JAHEE is a Joint Action (JA), co-founded by the European Commission under the third EU Health Programme 2014-2020, with 22 MS and 35 organizations involved. Partners worked together to summarize the current state of the art of the different components of frailty and its management, both at a personal and population level, and to increase knowledge in the field of frailty to build a common understanding of frailty to be used by the MS.

The final output of the project was intended to be the “Frailty prevention approach”, a common European model to tackle frailty and indicate what should be prioritized in the upcoming years at European, national and regional level and on which to base a common management approach of older people who are frail or at risk of developing frailty in the European Union. The identification of the core components of frailty and its management should promote the needed changes in the organization and implementation of health and social systems.

JAHEE JA addresses a) policy makers involved in planning and developing health and social care policies and strategies for older people, b) health and social care professionals c) formal and informal carers, who implement the necessary changes in everyday practice and
d) people, those who are frail, those at risk of frailty, as well as the EU population at large (JAHEE JA, 2017).
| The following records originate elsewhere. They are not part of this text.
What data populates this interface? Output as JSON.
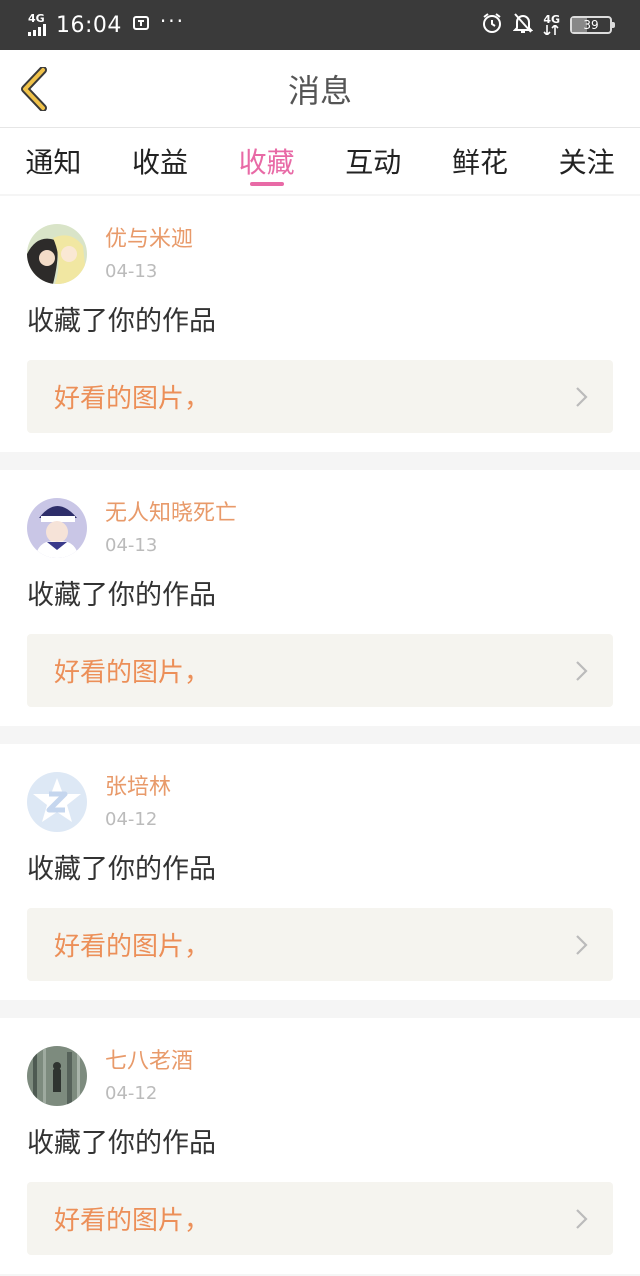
{
  "status_bar": {
    "network": "4G",
    "time": "16:04",
    "right_network": "4G",
    "battery": "39"
  },
  "header": {
    "title": "消息"
  },
  "tabs": [
    {
      "label": "通知",
      "active": false
    },
    {
      "label": "收益",
      "active": false
    },
    {
      "label": "收藏",
      "active": true
    },
    {
      "label": "互动",
      "active": false
    },
    {
      "label": "鲜花",
      "active": false
    },
    {
      "label": "关注",
      "active": false
    }
  ],
  "feed": [
    {
      "username": "优与米迦",
      "date": "04-13",
      "action": "收藏了你的作品",
      "work_title": "好看的图片，"
    },
    {
      "username": "无人知晓死亡",
      "date": "04-13",
      "action": "收藏了你的作品",
      "work_title": "好看的图片，"
    },
    {
      "username": "张培林",
      "date": "04-12",
      "action": "收藏了你的作品",
      "work_title": "好看的图片，"
    },
    {
      "username": "七八老酒",
      "date": "04-12",
      "action": "收藏了你的作品",
      "work_title": "好看的图片，"
    }
  ],
  "colors": {
    "accent": "#e86aa6",
    "username": "#e89a6a",
    "work_title": "#ec8f58",
    "back_arrow": "#f0c24a"
  }
}
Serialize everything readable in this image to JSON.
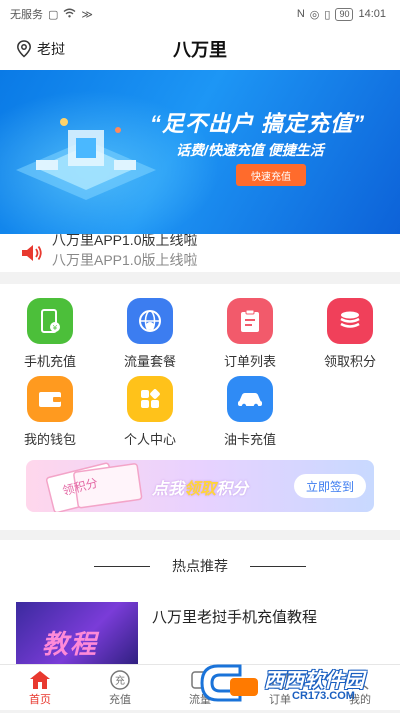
{
  "status_bar": {
    "left_text": "无服务",
    "battery": "90",
    "time": "14:01"
  },
  "header": {
    "location": "老挝",
    "title": "八万里"
  },
  "banner": {
    "slogan": "“足不出户  搞定充值”",
    "subtitle": "话费/快速充值   便捷生活",
    "button": "快速充值"
  },
  "notice": {
    "lines": [
      "八万里APP1.0版上线啦",
      "八万里APP1.0版上线啦"
    ]
  },
  "menu": {
    "items": [
      {
        "label": "手机充值",
        "icon": "phone-recharge-icon",
        "color": "#4cbf3a"
      },
      {
        "label": "流量套餐",
        "icon": "data-plan-icon",
        "color": "#3c7df0"
      },
      {
        "label": "订单列表",
        "icon": "order-list-icon",
        "color": "#f25a6b"
      },
      {
        "label": "领取积分",
        "icon": "points-icon",
        "color": "#f0405a"
      },
      {
        "label": "我的钱包",
        "icon": "wallet-icon",
        "color": "#ff9a1f"
      },
      {
        "label": "个人中心",
        "icon": "profile-grid-icon",
        "color": "#ffc21a"
      },
      {
        "label": "油卡充值",
        "icon": "car-icon",
        "color": "#2f8bf5"
      }
    ]
  },
  "sign_banner": {
    "prefix": "点我",
    "highlight": "领取",
    "suffix": "积分",
    "card": "领积分",
    "button": "立即签到"
  },
  "hot": {
    "title": "热点推荐",
    "article_title": "八万里老挝手机充值教程",
    "thumb_text": "教程"
  },
  "tabs": [
    {
      "label": "首页",
      "active": true
    },
    {
      "label": "充值",
      "active": false
    },
    {
      "label": "流量",
      "active": false
    },
    {
      "label": "订单",
      "active": false
    },
    {
      "label": "我的",
      "active": false
    }
  ],
  "watermark": {
    "brand": "西西软件园",
    "url": "CR173.COM"
  }
}
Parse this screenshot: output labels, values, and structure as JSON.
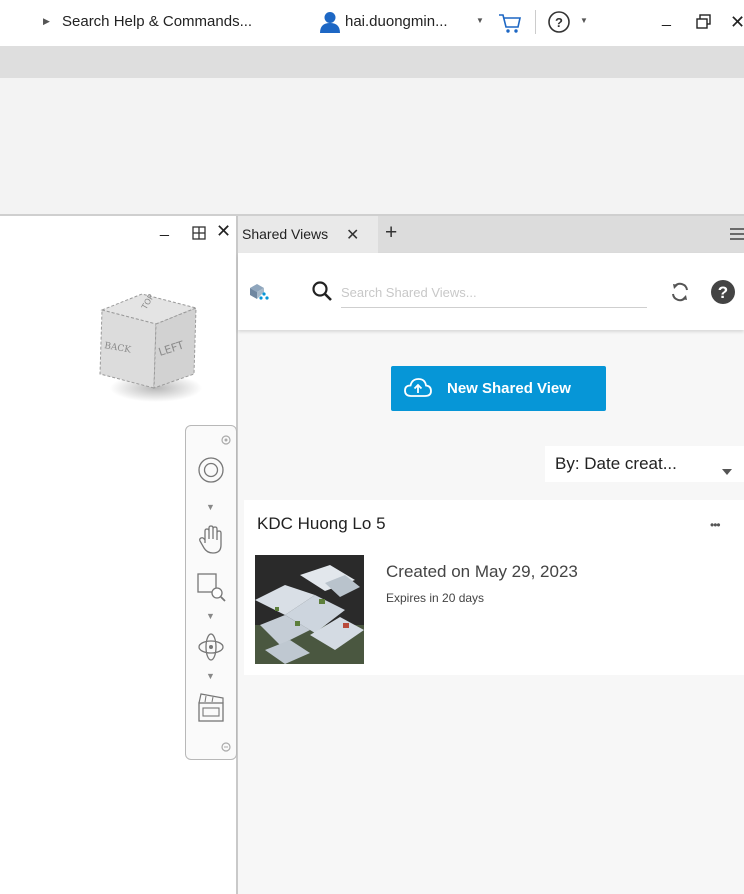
{
  "titlebar": {
    "search_label": "Search Help & Commands...",
    "user_name": "hai.duongmin...",
    "help_symbol": "?",
    "minimize": "_",
    "close": "✕"
  },
  "viewport": {
    "minimize": "_",
    "close": "✕",
    "viewcube_top_label": "TOP",
    "viewcube_front_label": "BACK",
    "viewcube_side_label": "LEFT"
  },
  "tabs": [
    {
      "label": "Shared Views",
      "close": "✕"
    }
  ],
  "tab_add": "+",
  "search": {
    "placeholder": "Search Shared Views..."
  },
  "new_button": {
    "label": "New Shared View"
  },
  "sort": {
    "label": "By: Date creat..."
  },
  "shared_views": [
    {
      "title": "KDC Huong Lo 5",
      "created": "Created on May 29, 2023",
      "expires": "Expires in 20 days",
      "more": "•••"
    }
  ],
  "colors": {
    "accent": "#0696d7",
    "user_icon": "#1d67c4"
  }
}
The present European Guide for Management of Frailty at Individual Level (referred to below as ‘European Guide’) summarises the work of work package 6 – “Management of frailty at individual Level”. This guide focuses on six key fields of intervention that must be taken into consideration when managing frailty, namely: prevention, clinical management, nutrition, physical exercise, medicines, and information and communication technologies (ICTs).